What structures lead to upper back muscle spasm?
The upper back or thoracic spine can be seen as the main train station, where all the major lines connect. The neck, shoulders, lower back and hips can all influence or be influenced by pain and imbalance of the upper back muscles.
If you travel through the layers of the upper back muscles you will find:
- Lattisimus dorsi
- Rhomboid major and minor
- Serratus posterior
- Splenius cervicis
- Longissimus thoracis
- Splenius thoracis
- Semispinalis thoracis
- and finally multifidus
- intercostal muscles attach between the ribs
Its a connected network
All these muscles have a left and right counterpart and together work in harmony to move your upper back to turn and look behind you or lift and elongate the body for good posture. Unfortunately, poor posture leads to lazy, elongated muscles in the upper back that are more comfortable slouching forward over your steering wheel, phone or laptop.

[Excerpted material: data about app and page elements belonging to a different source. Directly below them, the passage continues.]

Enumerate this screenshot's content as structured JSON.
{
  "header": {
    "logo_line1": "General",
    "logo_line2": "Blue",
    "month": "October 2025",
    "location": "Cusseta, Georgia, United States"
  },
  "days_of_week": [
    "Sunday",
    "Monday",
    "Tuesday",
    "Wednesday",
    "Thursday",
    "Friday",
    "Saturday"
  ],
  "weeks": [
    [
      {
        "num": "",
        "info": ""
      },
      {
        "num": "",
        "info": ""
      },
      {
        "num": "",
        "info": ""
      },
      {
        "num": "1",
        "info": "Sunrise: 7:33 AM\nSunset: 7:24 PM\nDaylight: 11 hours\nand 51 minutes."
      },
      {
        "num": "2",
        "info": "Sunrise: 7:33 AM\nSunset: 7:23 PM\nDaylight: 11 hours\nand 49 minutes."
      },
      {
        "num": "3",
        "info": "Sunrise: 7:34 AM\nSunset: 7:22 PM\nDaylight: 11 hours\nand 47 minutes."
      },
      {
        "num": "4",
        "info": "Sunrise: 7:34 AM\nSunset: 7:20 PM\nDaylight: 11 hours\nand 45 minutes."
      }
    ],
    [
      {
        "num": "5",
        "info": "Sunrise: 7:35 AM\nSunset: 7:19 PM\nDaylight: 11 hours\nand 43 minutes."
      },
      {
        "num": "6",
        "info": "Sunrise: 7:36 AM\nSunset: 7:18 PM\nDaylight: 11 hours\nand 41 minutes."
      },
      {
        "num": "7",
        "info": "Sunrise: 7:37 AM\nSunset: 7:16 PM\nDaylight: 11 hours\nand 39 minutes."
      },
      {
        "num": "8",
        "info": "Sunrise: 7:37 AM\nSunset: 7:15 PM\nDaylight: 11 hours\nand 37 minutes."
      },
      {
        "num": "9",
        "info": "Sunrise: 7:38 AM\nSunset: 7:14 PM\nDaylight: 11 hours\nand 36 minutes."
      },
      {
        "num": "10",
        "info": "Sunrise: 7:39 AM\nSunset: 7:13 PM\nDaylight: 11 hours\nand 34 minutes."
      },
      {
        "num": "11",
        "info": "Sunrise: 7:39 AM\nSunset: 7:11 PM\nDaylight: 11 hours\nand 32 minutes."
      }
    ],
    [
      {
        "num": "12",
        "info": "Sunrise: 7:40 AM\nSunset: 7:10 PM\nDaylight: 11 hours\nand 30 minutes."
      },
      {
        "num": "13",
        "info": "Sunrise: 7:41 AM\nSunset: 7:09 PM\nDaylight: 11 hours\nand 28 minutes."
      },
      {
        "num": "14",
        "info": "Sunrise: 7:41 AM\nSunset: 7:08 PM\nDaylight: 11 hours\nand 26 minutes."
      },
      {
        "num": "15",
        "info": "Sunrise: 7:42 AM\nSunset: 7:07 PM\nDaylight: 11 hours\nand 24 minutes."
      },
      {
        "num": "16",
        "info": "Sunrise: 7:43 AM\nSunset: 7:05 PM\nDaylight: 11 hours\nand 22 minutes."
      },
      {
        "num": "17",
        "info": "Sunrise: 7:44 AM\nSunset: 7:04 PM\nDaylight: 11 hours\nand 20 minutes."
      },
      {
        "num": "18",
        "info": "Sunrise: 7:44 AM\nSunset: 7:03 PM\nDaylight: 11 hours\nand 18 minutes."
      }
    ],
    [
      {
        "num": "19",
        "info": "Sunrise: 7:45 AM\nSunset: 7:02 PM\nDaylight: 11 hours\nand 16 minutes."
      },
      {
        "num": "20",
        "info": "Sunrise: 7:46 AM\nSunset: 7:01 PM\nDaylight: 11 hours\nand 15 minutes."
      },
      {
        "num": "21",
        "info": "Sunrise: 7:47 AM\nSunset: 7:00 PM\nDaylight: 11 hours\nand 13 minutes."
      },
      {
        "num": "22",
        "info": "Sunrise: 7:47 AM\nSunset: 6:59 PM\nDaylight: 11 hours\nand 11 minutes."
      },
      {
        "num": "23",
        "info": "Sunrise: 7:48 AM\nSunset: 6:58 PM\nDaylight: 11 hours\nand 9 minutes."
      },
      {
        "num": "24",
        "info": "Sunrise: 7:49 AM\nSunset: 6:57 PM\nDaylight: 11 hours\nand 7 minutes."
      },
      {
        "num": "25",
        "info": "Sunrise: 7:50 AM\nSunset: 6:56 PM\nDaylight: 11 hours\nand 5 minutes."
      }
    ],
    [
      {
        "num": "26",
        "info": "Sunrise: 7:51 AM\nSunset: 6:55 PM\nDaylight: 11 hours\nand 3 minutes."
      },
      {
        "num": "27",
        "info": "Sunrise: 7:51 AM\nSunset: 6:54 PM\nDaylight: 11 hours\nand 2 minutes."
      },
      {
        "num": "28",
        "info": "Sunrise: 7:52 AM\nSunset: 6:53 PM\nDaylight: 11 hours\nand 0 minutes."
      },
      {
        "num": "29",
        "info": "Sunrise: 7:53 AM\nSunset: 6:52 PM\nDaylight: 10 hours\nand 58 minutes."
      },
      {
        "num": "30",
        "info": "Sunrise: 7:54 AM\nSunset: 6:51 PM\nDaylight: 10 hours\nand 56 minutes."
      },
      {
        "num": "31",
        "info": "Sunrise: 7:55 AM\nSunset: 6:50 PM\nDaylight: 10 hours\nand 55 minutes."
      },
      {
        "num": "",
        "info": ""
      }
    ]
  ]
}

We have 12 thoracic vertebrae, with 12 sets of ribs on either side. This makes the thoracic spine less flexible that the neck and lower back. But rightly so, because it protects such precious cargo. The lungs and heart fill most of the chest cavity. Poor posture can influence your lung capacity, quality of your breath and if you have ever experienced an anxiety attack, you know that the ease you breathe with can influence your state of mind. So I’ll argue that by affecting the quality of your breath, upper back muscle spasm can break down your quality of life, pain intensity set aside. Your liver, on the right, and stomach, on the left are located under the lowest ribs on either side.
Just like the neck and back, the thoracic spine has discs in between the vertebrae. Because of the ribs and immobility, the risk of injuring a disc is much less than the neck or lower back, but a rare slipped thoracic disc can give you quite intense upper back muscle spasms.
Nerve roots are found between the bones and supply the muscles and skin of the upper back and chest.